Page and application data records
**********

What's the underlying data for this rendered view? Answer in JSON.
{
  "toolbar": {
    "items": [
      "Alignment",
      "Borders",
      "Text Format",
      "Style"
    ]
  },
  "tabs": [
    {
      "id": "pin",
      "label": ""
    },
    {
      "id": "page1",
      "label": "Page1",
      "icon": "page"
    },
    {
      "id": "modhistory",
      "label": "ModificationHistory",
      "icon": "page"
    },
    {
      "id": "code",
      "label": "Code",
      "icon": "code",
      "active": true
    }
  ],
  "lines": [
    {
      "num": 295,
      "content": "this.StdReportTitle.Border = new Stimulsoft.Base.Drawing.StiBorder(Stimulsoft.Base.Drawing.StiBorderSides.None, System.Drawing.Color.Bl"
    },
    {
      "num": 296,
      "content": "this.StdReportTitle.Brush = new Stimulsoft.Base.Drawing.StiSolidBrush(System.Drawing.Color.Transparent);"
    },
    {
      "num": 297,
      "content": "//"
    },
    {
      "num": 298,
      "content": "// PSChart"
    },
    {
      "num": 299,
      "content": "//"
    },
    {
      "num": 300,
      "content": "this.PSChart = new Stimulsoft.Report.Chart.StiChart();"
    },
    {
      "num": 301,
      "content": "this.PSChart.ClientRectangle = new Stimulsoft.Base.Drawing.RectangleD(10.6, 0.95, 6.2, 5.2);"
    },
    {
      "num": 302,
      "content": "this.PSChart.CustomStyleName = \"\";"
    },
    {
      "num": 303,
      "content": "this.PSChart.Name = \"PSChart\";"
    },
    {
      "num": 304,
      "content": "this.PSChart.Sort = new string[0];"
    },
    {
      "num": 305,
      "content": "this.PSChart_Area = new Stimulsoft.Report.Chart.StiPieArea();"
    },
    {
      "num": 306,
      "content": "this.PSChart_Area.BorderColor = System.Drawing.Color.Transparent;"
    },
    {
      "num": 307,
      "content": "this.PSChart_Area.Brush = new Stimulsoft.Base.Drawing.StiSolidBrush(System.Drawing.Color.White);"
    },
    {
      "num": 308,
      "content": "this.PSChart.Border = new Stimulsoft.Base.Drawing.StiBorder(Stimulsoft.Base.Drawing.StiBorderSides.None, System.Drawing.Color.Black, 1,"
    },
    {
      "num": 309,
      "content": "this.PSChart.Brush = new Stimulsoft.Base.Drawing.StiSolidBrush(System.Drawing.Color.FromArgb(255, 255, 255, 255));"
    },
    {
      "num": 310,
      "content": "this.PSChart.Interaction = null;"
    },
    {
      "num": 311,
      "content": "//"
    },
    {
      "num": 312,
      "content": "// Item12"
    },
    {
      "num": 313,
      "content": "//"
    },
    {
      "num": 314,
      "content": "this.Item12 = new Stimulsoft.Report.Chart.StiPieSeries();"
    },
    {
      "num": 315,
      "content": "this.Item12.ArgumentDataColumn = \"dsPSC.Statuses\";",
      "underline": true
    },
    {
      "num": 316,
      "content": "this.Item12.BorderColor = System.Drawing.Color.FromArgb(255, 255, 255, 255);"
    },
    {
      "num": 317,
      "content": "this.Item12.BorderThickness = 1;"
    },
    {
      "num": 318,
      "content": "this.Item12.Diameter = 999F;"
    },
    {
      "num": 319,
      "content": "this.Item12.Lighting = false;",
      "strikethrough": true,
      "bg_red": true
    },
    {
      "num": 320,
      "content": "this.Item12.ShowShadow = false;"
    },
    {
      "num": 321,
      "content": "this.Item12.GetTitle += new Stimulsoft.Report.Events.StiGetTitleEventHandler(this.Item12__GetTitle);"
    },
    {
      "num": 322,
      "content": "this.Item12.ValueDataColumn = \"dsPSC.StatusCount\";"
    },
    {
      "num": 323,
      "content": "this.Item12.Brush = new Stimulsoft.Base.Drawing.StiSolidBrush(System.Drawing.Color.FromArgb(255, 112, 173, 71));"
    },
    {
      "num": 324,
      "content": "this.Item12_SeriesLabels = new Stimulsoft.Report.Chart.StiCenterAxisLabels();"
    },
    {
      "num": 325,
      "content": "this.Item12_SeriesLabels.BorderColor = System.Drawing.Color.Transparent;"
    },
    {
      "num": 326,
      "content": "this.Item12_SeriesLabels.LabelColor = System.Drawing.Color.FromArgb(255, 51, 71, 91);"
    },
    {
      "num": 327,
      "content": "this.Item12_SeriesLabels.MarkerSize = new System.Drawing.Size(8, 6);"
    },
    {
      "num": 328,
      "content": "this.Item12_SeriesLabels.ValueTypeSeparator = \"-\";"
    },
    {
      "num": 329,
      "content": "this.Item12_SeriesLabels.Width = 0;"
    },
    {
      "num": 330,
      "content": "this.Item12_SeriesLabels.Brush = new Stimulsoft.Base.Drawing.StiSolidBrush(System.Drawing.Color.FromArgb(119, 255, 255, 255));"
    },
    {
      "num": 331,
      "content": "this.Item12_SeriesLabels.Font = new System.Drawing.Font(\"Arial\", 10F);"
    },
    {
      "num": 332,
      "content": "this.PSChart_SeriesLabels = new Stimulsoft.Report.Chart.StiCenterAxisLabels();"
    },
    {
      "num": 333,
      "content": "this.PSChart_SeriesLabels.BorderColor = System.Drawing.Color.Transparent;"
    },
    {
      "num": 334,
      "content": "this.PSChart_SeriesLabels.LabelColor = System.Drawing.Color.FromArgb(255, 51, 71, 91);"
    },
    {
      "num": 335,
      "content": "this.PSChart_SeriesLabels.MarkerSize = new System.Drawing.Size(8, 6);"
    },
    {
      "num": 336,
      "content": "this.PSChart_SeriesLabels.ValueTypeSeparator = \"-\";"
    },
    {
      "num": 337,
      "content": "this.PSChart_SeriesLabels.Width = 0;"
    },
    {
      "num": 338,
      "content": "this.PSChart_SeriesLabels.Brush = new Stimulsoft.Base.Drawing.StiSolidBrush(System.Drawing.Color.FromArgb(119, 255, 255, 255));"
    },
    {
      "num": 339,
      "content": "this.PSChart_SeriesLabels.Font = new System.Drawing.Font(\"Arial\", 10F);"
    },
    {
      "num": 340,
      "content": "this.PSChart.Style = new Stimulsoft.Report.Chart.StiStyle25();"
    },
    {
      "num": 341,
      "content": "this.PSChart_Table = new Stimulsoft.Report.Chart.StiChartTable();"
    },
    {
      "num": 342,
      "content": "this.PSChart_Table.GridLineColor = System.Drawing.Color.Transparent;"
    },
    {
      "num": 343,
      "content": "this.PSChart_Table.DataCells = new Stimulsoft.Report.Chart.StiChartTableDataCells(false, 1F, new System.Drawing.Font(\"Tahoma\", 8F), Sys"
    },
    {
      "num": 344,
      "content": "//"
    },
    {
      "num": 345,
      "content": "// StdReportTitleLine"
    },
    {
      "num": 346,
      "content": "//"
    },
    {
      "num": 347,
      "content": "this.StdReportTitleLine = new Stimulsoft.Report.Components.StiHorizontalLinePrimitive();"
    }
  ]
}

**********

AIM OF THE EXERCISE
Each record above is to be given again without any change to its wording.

EXERCISE ANSWER
What's the underlying data for this rendered view? Answer in JSON.
{
  "toolbar": {
    "items": [
      "Alignment",
      "Borders",
      "Text Format",
      "Style"
    ]
  },
  "tabs": [
    {
      "id": "pin",
      "label": ""
    },
    {
      "id": "page1",
      "label": "Page1",
      "icon": "page"
    },
    {
      "id": "modhistory",
      "label": "ModificationHistory",
      "icon": "page"
    },
    {
      "id": "code",
      "label": "Code",
      "icon": "code",
      "active": true
    }
  ],
  "lines": [
    {
      "num": 295,
      "content": "this.StdReportTitle.Border = new Stimulsoft.Base.Drawing.StiBorder(Stimulsoft.Base.Drawing.StiBorderSides.None, System.Drawing.Color.Bl"
    },
    {
      "num": 296,
      "content": "this.StdReportTitle.Brush = new Stimulsoft.Base.Drawing.StiSolidBrush(System.Drawing.Color.Transparent);"
    },
    {
      "num": 297,
      "content": "//"
    },
    {
      "num": 298,
      "content": "// PSChart"
    },
    {
      "num": 299,
      "content": "//"
    },
    {
      "num": 300,
      "content": "this.PSChart = new Stimulsoft.Report.Chart.StiChart();"
    },
    {
      "num": 301,
      "content": "this.PSChart.ClientRectangle = new Stimulsoft.Base.Drawing.RectangleD(10.6, 0.95, 6.2, 5.2);"
    },
    {
      "num": 302,
      "content": "this.PSChart.CustomStyleName = \"\";"
    },
    {
      "num": 303,
      "content": "this.PSChart.Name = \"PSChart\";"
    },
    {
      "num": 304,
      "content": "this.PSChart.Sort = new string[0];"
    },
    {
      "num": 305,
      "content": "this.PSChart_Area = new Stimulsoft.Report.Chart.StiPieArea();"
    },
    {
      "num": 306,
      "content": "this.PSChart_Area.BorderColor = System.Drawing.Color.Transparent;"
    },
    {
      "num": 307,
      "content": "this.PSChart_Area.Brush = new Stimulsoft.Base.Drawing.StiSolidBrush(System.Drawing.Color.White);"
    },
    {
      "num": 308,
      "content": "this.PSChart.Border = new Stimulsoft.Base.Drawing.StiBorder(Stimulsoft.Base.Drawing.StiBorderSides.None, System.Drawing.Color.Black, 1,"
    },
    {
      "num": 309,
      "content": "this.PSChart.Brush = new Stimulsoft.Base.Drawing.StiSolidBrush(System.Drawing.Color.FromArgb(255, 255, 255, 255));"
    },
    {
      "num": 310,
      "content": "this.PSChart.Interaction = null;"
    },
    {
      "num": 311,
      "content": "//"
    },
    {
      "num": 312,
      "content": "// Item12"
    },
    {
      "num": 313,
      "content": "//"
    },
    {
      "num": 314,
      "content": "this.Item12 = new Stimulsoft.Report.Chart.StiPieSeries();"
    },
    {
      "num": 315,
      "content": "this.Item12.ArgumentDataColumn = \"dsPSC.Statuses\";",
      "underline": true
    },
    {
      "num": 316,
      "content": "this.Item12.BorderColor = System.Drawing.Color.FromArgb(255, 255, 255, 255);"
    },
    {
      "num": 317,
      "content": "this.Item12.BorderThickness = 1;"
    },
    {
      "num": 318,
      "content": "this.Item12.Diameter = 999F;"
    },
    {
      "num": 319,
      "content": "this.Item12.Lighting = false;",
      "strikethrough": true,
      "bg_red": true
    },
    {
      "num": 320,
      "content": "this.Item12.ShowShadow = false;"
    },
    {
      "num": 321,
      "content": "this.Item12.GetTitle += new Stimulsoft.Report.Events.StiGetTitleEventHandler(this.Item12__GetTitle);"
    },
    {
      "num": 322,
      "content": "this.Item12.ValueDataColumn = \"dsPSC.StatusCount\";"
    },
    {
      "num": 323,
      "content": "this.Item12.Brush = new Stimulsoft.Base.Drawing.StiSolidBrush(System.Drawing.Color.FromArgb(255, 112, 173, 71));"
    },
    {
      "num": 324,
      "content": "this.Item12_SeriesLabels = new Stimulsoft.Report.Chart.StiCenterAxisLabels();"
    },
    {
      "num": 325,
      "content": "this.Item12_SeriesLabels.BorderColor = System.Drawing.Color.Transparent;"
    },
    {
      "num": 326,
      "content": "this.Item12_SeriesLabels.LabelColor = System.Drawing.Color.FromArgb(255, 51, 71, 91);"
    },
    {
      "num": 327,
      "content": "this.Item12_SeriesLabels.MarkerSize = new System.Drawing.Size(8, 6);"
    },
    {
      "num": 328,
      "content": "this.Item12_SeriesLabels.ValueTypeSeparator = \"-\";"
    },
    {
      "num": 329,
      "content": "this.Item12_SeriesLabels.Width = 0;"
    },
    {
      "num": 330,
      "content": "this.Item12_SeriesLabels.Brush = new Stimulsoft.Base.Drawing.StiSolidBrush(System.Drawing.Color.FromArgb(119, 255, 255, 255));"
    },
    {
      "num": 331,
      "content": "this.Item12_SeriesLabels.Font = new System.Drawing.Font(\"Arial\", 10F);"
    },
    {
      "num": 332,
      "content": "this.PSChart_SeriesLabels = new Stimulsoft.Report.Chart.StiCenterAxisLabels();"
    },
    {
      "num": 333,
      "content": "this.PSChart_SeriesLabels.BorderColor = System.Drawing.Color.Transparent;"
    },
    {
      "num": 334,
      "content": "this.PSChart_SeriesLabels.LabelColor = System.Drawing.Color.FromArgb(255, 51, 71, 91);"
    },
    {
      "num": 335,
      "content": "this.PSChart_SeriesLabels.MarkerSize = new System.Drawing.Size(8, 6);"
    },
    {
      "num": 336,
      "content": "this.PSChart_SeriesLabels.ValueTypeSeparator = \"-\";"
    },
    {
      "num": 337,
      "content": "this.PSChart_SeriesLabels.Width = 0;"
    },
    {
      "num": 338,
      "content": "this.PSChart_SeriesLabels.Brush = new Stimulsoft.Base.Drawing.StiSolidBrush(System.Drawing.Color.FromArgb(119, 255, 255, 255));"
    },
    {
      "num": 339,
      "content": "this.PSChart_SeriesLabels.Font = new System.Drawing.Font(\"Arial\", 10F);"
    },
    {
      "num": 340,
      "content": "this.PSChart.Style = new Stimulsoft.Report.Chart.StiStyle25();"
    },
    {
      "num": 341,
      "content": "this.PSChart_Table = new Stimulsoft.Report.Chart.StiChartTable();"
    },
    {
      "num": 342,
      "content": "this.PSChart_Table.GridLineColor = System.Drawing.Color.Transparent;"
    },
    {
      "num": 343,
      "content": "this.PSChart_Table.DataCells = new Stimulsoft.Report.Chart.StiChartTableDataCells(false, 1F, new System.Drawing.Font(\"Tahoma\", 8F), Sys"
    },
    {
      "num": 344,
      "content": "//"
    },
    {
      "num": 345,
      "content": "// StdReportTitleLine"
    },
    {
      "num": 346,
      "content": "//"
    },
    {
      "num": 347,
      "content": "this.StdReportTitleLine = new Stimulsoft.Report.Components.StiHorizontalLinePrimitive();"
    }
  ]
}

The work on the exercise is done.